Let’s talk about autonomous driving. Here’s another case where DeBord accepts press releases about testing applications from one organization while ignoring the real-world advantages of the other.
He has no background in robotics, machine learning, sensors, or any of the other disciplines necessary to form a technical opinion on the subject. He couldn’t be expected to know about subsumption or Lidar vs radar with digital processing. He’s not that guy.
But he could be expected to look at miles under wheels and how many cars actually have sensors built in vs as extras. Tesla is well into the billions of miles with its autonomous tech under control in real-world conditions in multiple parts of the world. GM is orders of magnitude behind that. Its request to offer a Bolt without a steering wheel in 2019 is deeply unlikely to be accepted, and there’s little reason to believe that in real-world conditions, its technology is actually superior. And, of course, every Tesla has the hardware and computing power built in to achieve full autonomy. Bolts and other GM cars? Most of them in the USA will have automatic emergency braking in 2022, along with almost every other car sold per an agreement the NHTSA hammered out.
I won’t bother getting into the multiple back-to-back tests which found Tesla’s implementation of autonomous features to be much better than those of any other manufacturers. I won’t bother to get into the rapid iterations of Tesla versus the sluggishness of GM’s movement.

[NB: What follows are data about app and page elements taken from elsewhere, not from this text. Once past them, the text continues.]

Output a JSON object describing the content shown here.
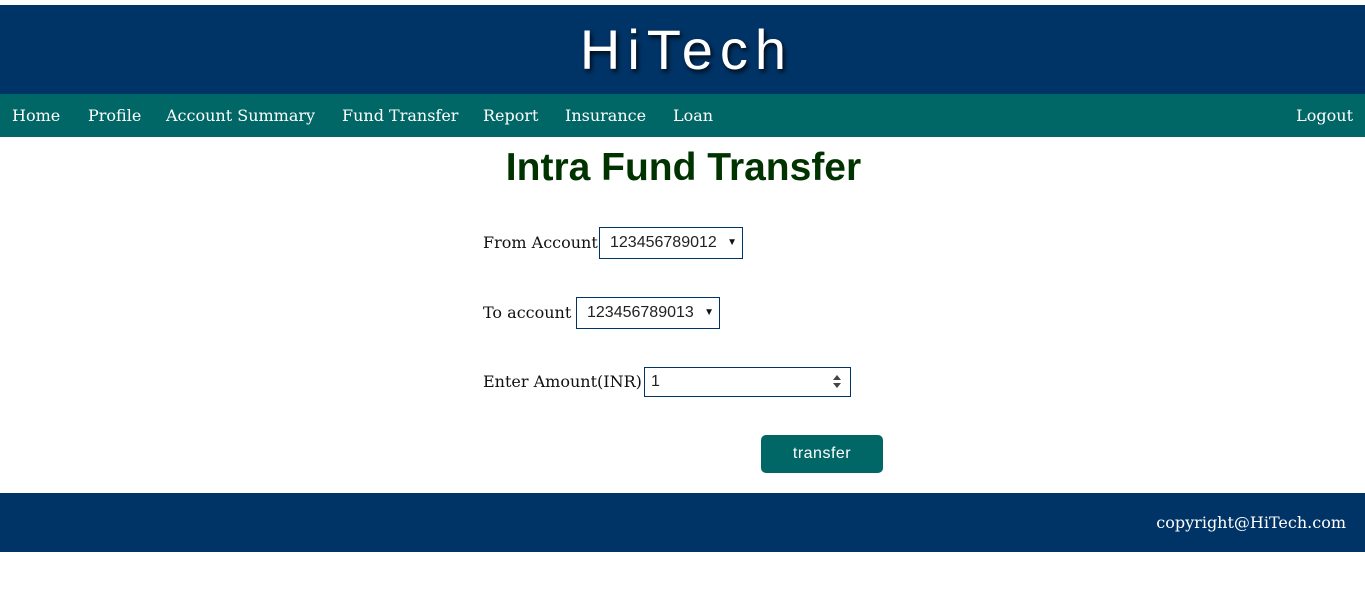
{
  "header": {
    "brand": "HiTech"
  },
  "nav": {
    "home": "Home",
    "profile": "Profile",
    "account_summary": "Account Summary",
    "fund_transfer": "Fund Transfer",
    "report": "Report",
    "insurance": "Insurance",
    "loan": "Loan",
    "logout": "Logout"
  },
  "page": {
    "title": "Intra Fund Transfer"
  },
  "form": {
    "from_label": "From Account",
    "from_value": "123456789012",
    "to_label": "To account",
    "to_value": "123456789013",
    "amount_label": "Enter Amount(INR)",
    "amount_value": "1",
    "submit_label": "transfer"
  },
  "footer": {
    "copyright": "copyright@HiTech.com"
  },
  "colors": {
    "header_bg": "#003366",
    "nav_bg": "#006666",
    "title_color": "#003300",
    "button_bg": "#006666"
  }
}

Tesla is delivering real-world advanced autonomous features and regularly upgrading them. Those features are in continuous use by drivers. GM isn’t far ahead, it’s struggling to differentiate itself with a marketing release.
Let’s just run the numbers, something DeBord didn’t bother to do. He’s not a math guy or a models guy, so that’s understandable. But it’s not rocket science to look at the relative numbers of pure electric cars Tesla has sold vs GM, look at the competitive landscape, and realize that GM will take a long time to catch up to Tesla under any realistic perspective.

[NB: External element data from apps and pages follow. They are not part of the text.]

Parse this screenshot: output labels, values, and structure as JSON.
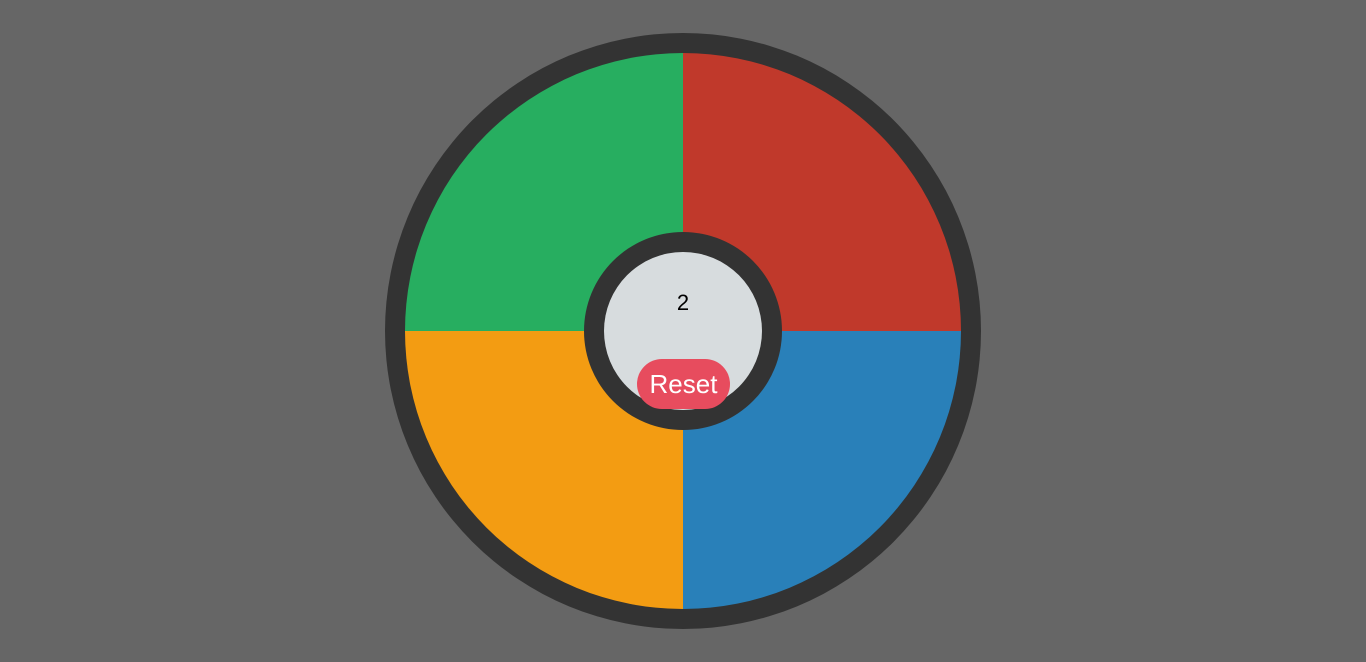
{
  "game": {
    "count": "2",
    "reset_label": "Reset"
  },
  "colors": {
    "background": "#666666",
    "board_ring": "#333333",
    "center_fill": "#d7dcde",
    "green": "#27ae60",
    "red": "#c0392b",
    "yellow": "#f39c12",
    "blue": "#2980b9",
    "reset_button": "#e74c5e"
  },
  "quadrants": [
    {
      "id": "green",
      "color": "#27ae60"
    },
    {
      "id": "red",
      "color": "#c0392b"
    },
    {
      "id": "yellow",
      "color": "#f39c12"
    },
    {
      "id": "blue",
      "color": "#2980b9"
    }
  ]
}
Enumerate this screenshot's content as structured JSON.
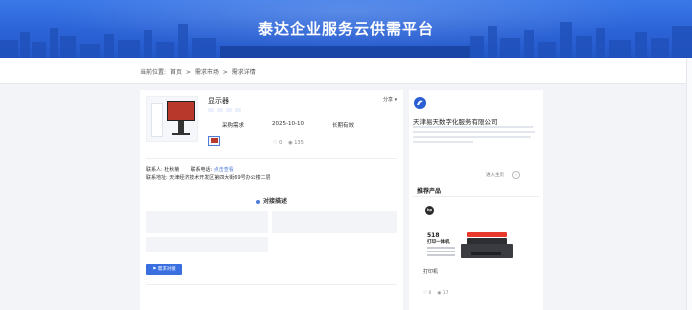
{
  "banner": {
    "title": "泰达企业服务云供需平台"
  },
  "breadcrumb": {
    "prefix": "当前位置:",
    "items": [
      "首页",
      "需求市场",
      "需求详情"
    ],
    "separator": ">"
  },
  "product": {
    "title": "显示器",
    "share_label": "分享 ▾",
    "tags": [
      "",
      "",
      "",
      ""
    ],
    "meta": [
      {
        "value": "采购需求"
      },
      {
        "value": "2025-10-10"
      },
      {
        "value": "长期有效"
      }
    ],
    "stats": {
      "likes": "0",
      "views": "135"
    },
    "contact_label": "联系人:",
    "contact_name": "杜秋菊",
    "phone_label": "联系电话:",
    "phone_value": "点击查看",
    "address_label": "联系地址:",
    "address_value": "天津经济技术开发区第四大街69号办公楼二层"
  },
  "section": {
    "title": "对接描述"
  },
  "details": {
    "industry": "",
    "quantity": "",
    "budget": ""
  },
  "actions": {
    "contact_button": "需求对接"
  },
  "company": {
    "name": "天津易天数字化服务有限公司",
    "enter_label": "进入主页"
  },
  "recommend": {
    "title": "推荐产品",
    "product_number": "518",
    "product_name": "打印一体机",
    "product_title": "打印机",
    "product_company": "",
    "likes": "0",
    "views": "17"
  }
}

Instead, DeBord asserts that Tesla can’t make cars at scale, as if the relatively temporary challenges with Model 3 production are a foregone conclusion to continue, or as if GM will magically overcome its internal barriers to cannibalizing its own product lines, or as if GM, which is still saying in 2018 that it will deliver hydrogen cars, will be able to deliver a lot of pure electric cars. It’s not like other car companies don’t have teething problems with vehicle launches, but none of them have the scrutiny Tesla does.
The automotive industry is in the throes of a period of major disruptive innovation. It’s pretty clear that DeBord hasn’t read Christensen and Raynor on innovation and, once again, that’s okay. It’s not his patch. I’m sure I’d enjoy reading his books and for anyone who wants to look back with nostalgia written by a decent writer, I’m pretty sure you couldn’t go wrong. But that doesn’t mean you want him giving you guideposts to the future.
DeBord is looking in the rear-view mirror, not out the windshield at the highway that’s coming. I really hope he has a Tesla doing that for him.